The push is underway in Congress for Republicans to pass President Donald Trump’s proposed tax reform by 2018, a high-pressure endeavor that’s only been amplified by the GOP’s failure to deliver on its seven-year promise to repeal and replace Obamacare.
“This is critical to the economy,” Treasury Secretary Steven Mnuchin told FOX Business’ Maria Bartiromo. “And I would hope that we get many Democrats voting with us.”
Republicans have pitched their tax reform plan as an opportunity to increase jobs and growth in the country. Key parts of the reform include a tax cut for the middle class and a 15 percentage-point reduction in the corporate tax rate, which would reduce it from 35 percent to 20 percent.
Concerns recently emerged that Congress won’t pass tax reform because of party infighting — President Trump and Sen. Bob Corker (R-Tenn.) were just embroiled in a feud on Twitter — but Mnuchin said that would not be an issue in the upcoming vote.
“I think the Senate understands the importance of this,” he said. “And I hope we get a lot of Democrats on board as well, because cutting taxes for the middle class and making business taxes competitive for jobs, I think that’s something that Democrats understand as well.”

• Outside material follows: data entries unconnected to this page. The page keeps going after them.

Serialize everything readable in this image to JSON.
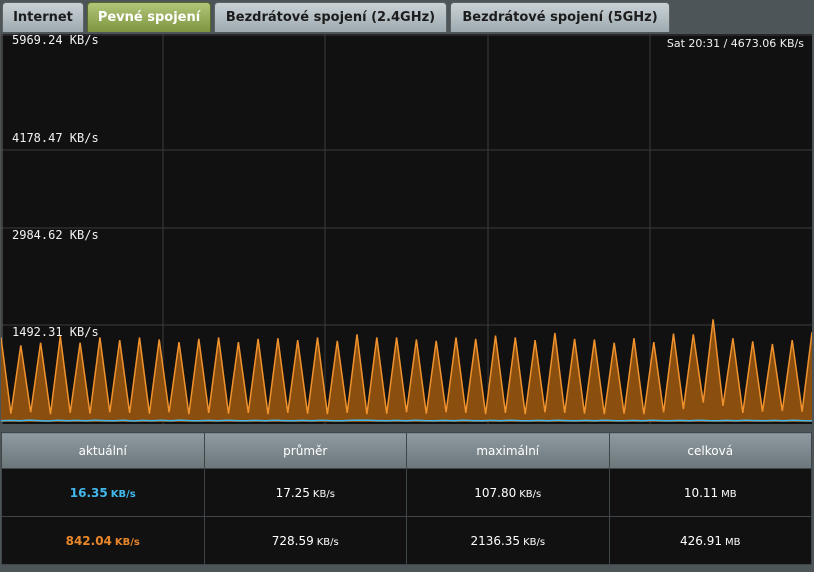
{
  "tabs": [
    {
      "label": "Internet",
      "active": false
    },
    {
      "label": "Pevné spojení",
      "active": true
    },
    {
      "label": "Bezdrátové spojení (2.4GHz)",
      "active": false
    },
    {
      "label": "Bezdrátové spojení (5GHz)",
      "active": false
    }
  ],
  "graph": {
    "y_ticks": [
      "5969.24 KB/s",
      "4178.47 KB/s",
      "2984.62 KB/s",
      "1492.31 KB/s"
    ],
    "cursor_readout": "Sat 20:31 / 4673.06 KB/s",
    "colors": {
      "background": "#111111",
      "grid": "#3a3a3a",
      "tx_fill": "#8a4f0e",
      "tx_line": "#f0922e",
      "rx_line": "#43b8ec"
    }
  },
  "chart_data": {
    "type": "area",
    "y_unit": "KB/s",
    "y_tick_values": [
      5969.24,
      4178.47,
      2984.62,
      1492.31
    ],
    "series": [
      {
        "role": "tx",
        "color": "#f0922e",
        "values": [
          1300,
          130,
          1180,
          150,
          1220,
          120,
          1320,
          140,
          1220,
          130,
          1300,
          150,
          1260,
          140,
          1300,
          130,
          1270,
          150,
          1230,
          120,
          1280,
          140,
          1300,
          130,
          1230,
          140,
          1280,
          120,
          1290,
          140,
          1260,
          130,
          1300,
          120,
          1250,
          140,
          1350,
          120,
          1300,
          130,
          1300,
          150,
          1270,
          130,
          1250,
          150,
          1300,
          140,
          1280,
          120,
          1330,
          140,
          1300,
          120,
          1260,
          150,
          1370,
          140,
          1280,
          130,
          1270,
          120,
          1220,
          130,
          1290,
          120,
          1230,
          150,
          1360,
          200,
          1350,
          300,
          1580,
          250,
          1290,
          140,
          1240,
          160,
          1200,
          170,
          1260,
          160,
          1380
        ]
      },
      {
        "role": "rx",
        "color": "#43b8ec",
        "values": [
          20,
          25,
          18,
          30,
          22,
          15,
          28,
          20,
          24,
          18,
          26,
          22,
          20,
          28,
          16,
          24,
          20,
          26,
          18,
          30,
          22,
          20,
          25,
          18,
          28,
          22,
          20,
          24,
          18,
          26,
          22,
          20,
          25,
          18,
          28,
          22,
          20,
          24,
          30,
          26,
          22,
          20,
          25,
          18,
          28,
          22,
          20,
          24,
          18,
          26,
          22,
          20,
          25,
          18,
          28,
          22,
          20,
          24,
          18,
          26,
          22,
          20,
          25,
          18,
          28,
          22,
          20,
          24,
          18,
          26,
          22,
          20,
          25,
          18,
          28,
          22,
          20,
          24,
          18,
          26,
          22,
          20,
          25,
          18,
          28,
          22,
          20
        ]
      }
    ]
  },
  "stats": {
    "headers": [
      "aktuální",
      "průměr",
      "maximální",
      "celková"
    ],
    "rows": [
      {
        "class": "rx",
        "cells": [
          {
            "value": "16.35",
            "unit": "KB/s"
          },
          {
            "value": "17.25",
            "unit": "KB/s"
          },
          {
            "value": "107.80",
            "unit": "KB/s"
          },
          {
            "value": "10.11",
            "unit": "MB"
          }
        ]
      },
      {
        "class": "tx",
        "cells": [
          {
            "value": "842.04",
            "unit": "KB/s"
          },
          {
            "value": "728.59",
            "unit": "KB/s"
          },
          {
            "value": "2136.35",
            "unit": "KB/s"
          },
          {
            "value": "426.91",
            "unit": "MB"
          }
        ]
      }
    ]
  }
}
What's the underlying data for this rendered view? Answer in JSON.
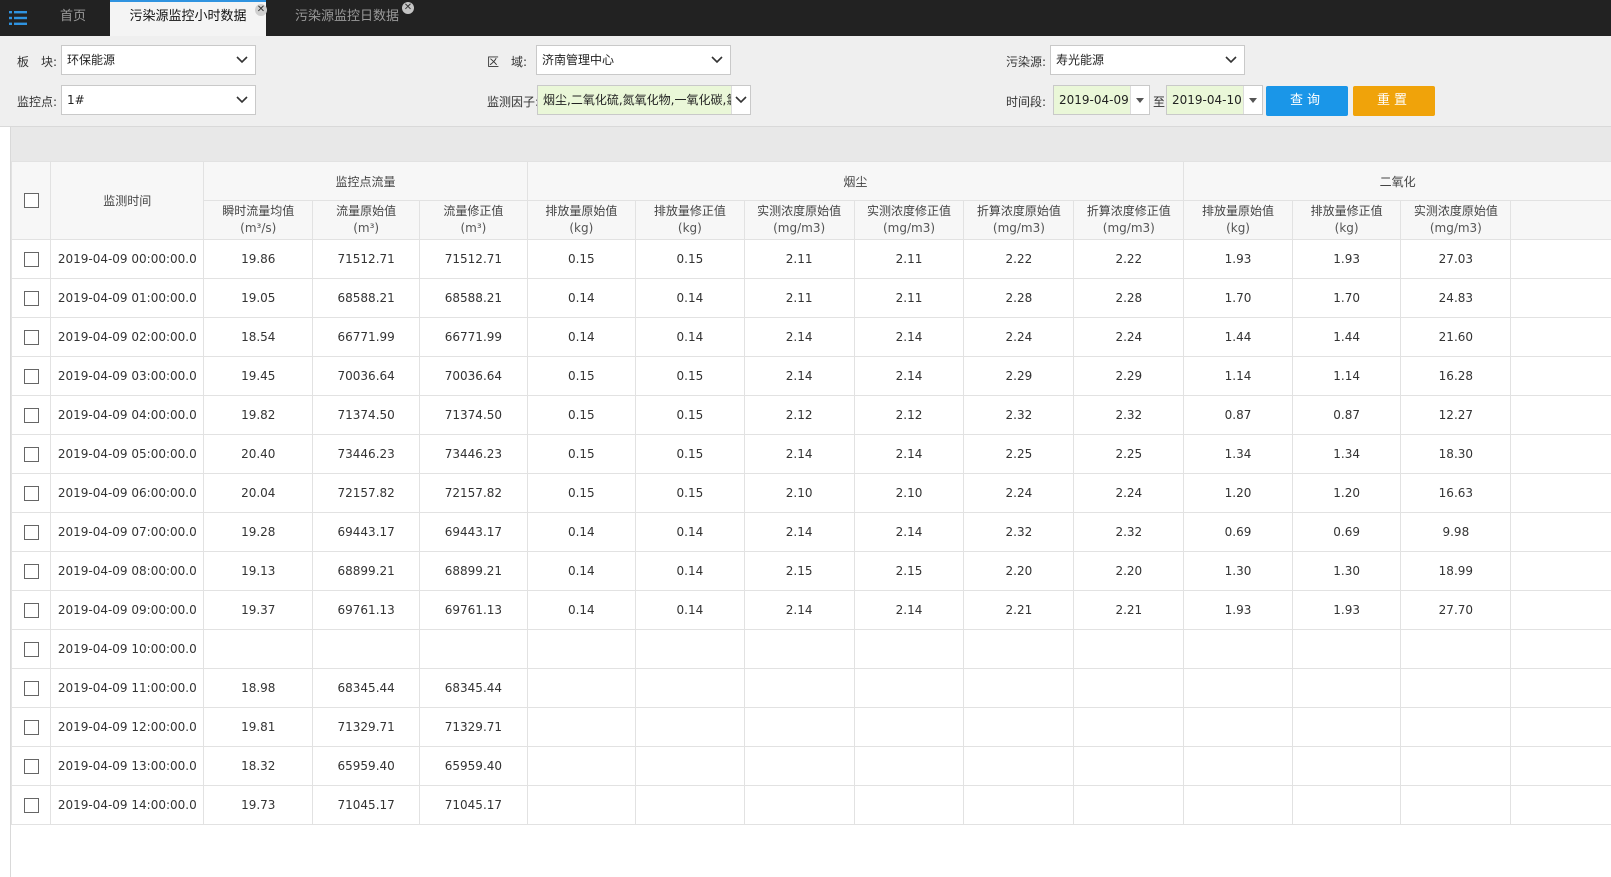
{
  "tabs": [
    {
      "label": "首页",
      "active": false,
      "closable": false
    },
    {
      "label": "污染源监控小时数据",
      "active": true,
      "closable": true
    },
    {
      "label": "污染源监控日数据",
      "active": false,
      "closable": true
    }
  ],
  "filters": {
    "block": {
      "label": "板　块:",
      "value": "环保能源"
    },
    "region": {
      "label": "区　域:",
      "value": "济南管理中心"
    },
    "source": {
      "label": "污染源:",
      "value": "寿光能源"
    },
    "point": {
      "label": "监控点:",
      "value": "1#"
    },
    "factor": {
      "label": "监测因子:",
      "value": "烟尘,二氧化硫,氮氧化物,一氧化碳,氯"
    },
    "period": {
      "label": "时间段:",
      "from": "2019-04-09",
      "to_label": "至",
      "to": "2019-04-10"
    },
    "query_label": "查询",
    "reset_label": "重置"
  },
  "colors": {
    "accent": "#1a96e8",
    "reset": "#f0a30a",
    "topbar": "#222222",
    "factor_bg": "#eaf7d8"
  },
  "grid": {
    "time_header": "监测时间",
    "groups": [
      {
        "label": "监控点流量",
        "span": 3
      },
      {
        "label": "烟尘",
        "span": 6
      },
      {
        "label": "二氧化",
        "span": 4
      }
    ],
    "columns": [
      {
        "name": "瞬时流量均值",
        "unit": "(m³/s)"
      },
      {
        "name": "流量原始值",
        "unit": "(m³)"
      },
      {
        "name": "流量修正值",
        "unit": "(m³)"
      },
      {
        "name": "排放量原始值",
        "unit": "(kg)"
      },
      {
        "name": "排放量修正值",
        "unit": "(kg)"
      },
      {
        "name": "实测浓度原始值",
        "unit": "(mg/m3)"
      },
      {
        "name": "实测浓度修正值",
        "unit": "(mg/m3)"
      },
      {
        "name": "折算浓度原始值",
        "unit": "(mg/m3)"
      },
      {
        "name": "折算浓度修正值",
        "unit": "(mg/m3)"
      },
      {
        "name": "排放量原始值",
        "unit": "(kg)"
      },
      {
        "name": "排放量修正值",
        "unit": "(kg)"
      },
      {
        "name": "实测浓度原始值",
        "unit": "(mg/m3)"
      },
      {
        "name": "",
        "unit": ""
      }
    ],
    "rows": [
      {
        "time": "2019-04-09 00:00:00.0",
        "cells": [
          "19.86",
          "71512.71",
          "71512.71",
          "0.15",
          "0.15",
          "2.11",
          "2.11",
          "2.22",
          "2.22",
          "1.93",
          "1.93",
          "27.03",
          ""
        ]
      },
      {
        "time": "2019-04-09 01:00:00.0",
        "cells": [
          "19.05",
          "68588.21",
          "68588.21",
          "0.14",
          "0.14",
          "2.11",
          "2.11",
          "2.28",
          "2.28",
          "1.70",
          "1.70",
          "24.83",
          ""
        ]
      },
      {
        "time": "2019-04-09 02:00:00.0",
        "cells": [
          "18.54",
          "66771.99",
          "66771.99",
          "0.14",
          "0.14",
          "2.14",
          "2.14",
          "2.24",
          "2.24",
          "1.44",
          "1.44",
          "21.60",
          ""
        ]
      },
      {
        "time": "2019-04-09 03:00:00.0",
        "cells": [
          "19.45",
          "70036.64",
          "70036.64",
          "0.15",
          "0.15",
          "2.14",
          "2.14",
          "2.29",
          "2.29",
          "1.14",
          "1.14",
          "16.28",
          ""
        ]
      },
      {
        "time": "2019-04-09 04:00:00.0",
        "cells": [
          "19.82",
          "71374.50",
          "71374.50",
          "0.15",
          "0.15",
          "2.12",
          "2.12",
          "2.32",
          "2.32",
          "0.87",
          "0.87",
          "12.27",
          ""
        ]
      },
      {
        "time": "2019-04-09 05:00:00.0",
        "cells": [
          "20.40",
          "73446.23",
          "73446.23",
          "0.15",
          "0.15",
          "2.14",
          "2.14",
          "2.25",
          "2.25",
          "1.34",
          "1.34",
          "18.30",
          ""
        ]
      },
      {
        "time": "2019-04-09 06:00:00.0",
        "cells": [
          "20.04",
          "72157.82",
          "72157.82",
          "0.15",
          "0.15",
          "2.10",
          "2.10",
          "2.24",
          "2.24",
          "1.20",
          "1.20",
          "16.63",
          ""
        ]
      },
      {
        "time": "2019-04-09 07:00:00.0",
        "cells": [
          "19.28",
          "69443.17",
          "69443.17",
          "0.14",
          "0.14",
          "2.14",
          "2.14",
          "2.32",
          "2.32",
          "0.69",
          "0.69",
          "9.98",
          ""
        ]
      },
      {
        "time": "2019-04-09 08:00:00.0",
        "cells": [
          "19.13",
          "68899.21",
          "68899.21",
          "0.14",
          "0.14",
          "2.15",
          "2.15",
          "2.20",
          "2.20",
          "1.30",
          "1.30",
          "18.99",
          ""
        ]
      },
      {
        "time": "2019-04-09 09:00:00.0",
        "cells": [
          "19.37",
          "69761.13",
          "69761.13",
          "0.14",
          "0.14",
          "2.14",
          "2.14",
          "2.21",
          "2.21",
          "1.93",
          "1.93",
          "27.70",
          ""
        ]
      },
      {
        "time": "2019-04-09 10:00:00.0",
        "cells": [
          "",
          "",
          "",
          "",
          "",
          "",
          "",
          "",
          "",
          "",
          "",
          "",
          ""
        ]
      },
      {
        "time": "2019-04-09 11:00:00.0",
        "cells": [
          "18.98",
          "68345.44",
          "68345.44",
          "",
          "",
          "",
          "",
          "",
          "",
          "",
          "",
          "",
          ""
        ]
      },
      {
        "time": "2019-04-09 12:00:00.0",
        "cells": [
          "19.81",
          "71329.71",
          "71329.71",
          "",
          "",
          "",
          "",
          "",
          "",
          "",
          "",
          "",
          ""
        ]
      },
      {
        "time": "2019-04-09 13:00:00.0",
        "cells": [
          "18.32",
          "65959.40",
          "65959.40",
          "",
          "",
          "",
          "",
          "",
          "",
          "",
          "",
          "",
          ""
        ]
      },
      {
        "time": "2019-04-09 14:00:00.0",
        "cells": [
          "19.73",
          "71045.17",
          "71045.17",
          "",
          "",
          "",
          "",
          "",
          "",
          "",
          "",
          "",
          ""
        ]
      }
    ]
  }
}
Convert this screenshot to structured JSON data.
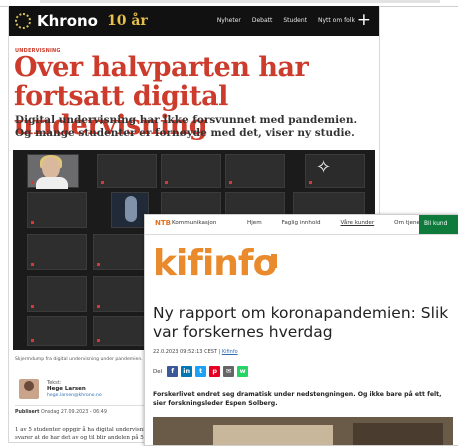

Top Democrats have signaled that they will not support the legislation, deriding it as cuts for the wealthy. And meanwhile, some Republicans are embroiled in a debate about whether to eliminate state and local deductions, which are especially valuable to people living in high-tax states like New York, New Jersey and California.
Mnuchin said the administration currently is working with the House and Senate to find a balance between limiting the power of the federal government to subsidize state and local deductions, and being sensitive to those states’ economies.
“I don’t think it’s going to hold up the bill,” Mnuchin said. “And as you know, I’ve had the opportunity to work with the president for over the last year and a half during the campaign on tax reform. It’s been his top priority. I’ve been working on this since January, and we understand the issue of state and local deductions.”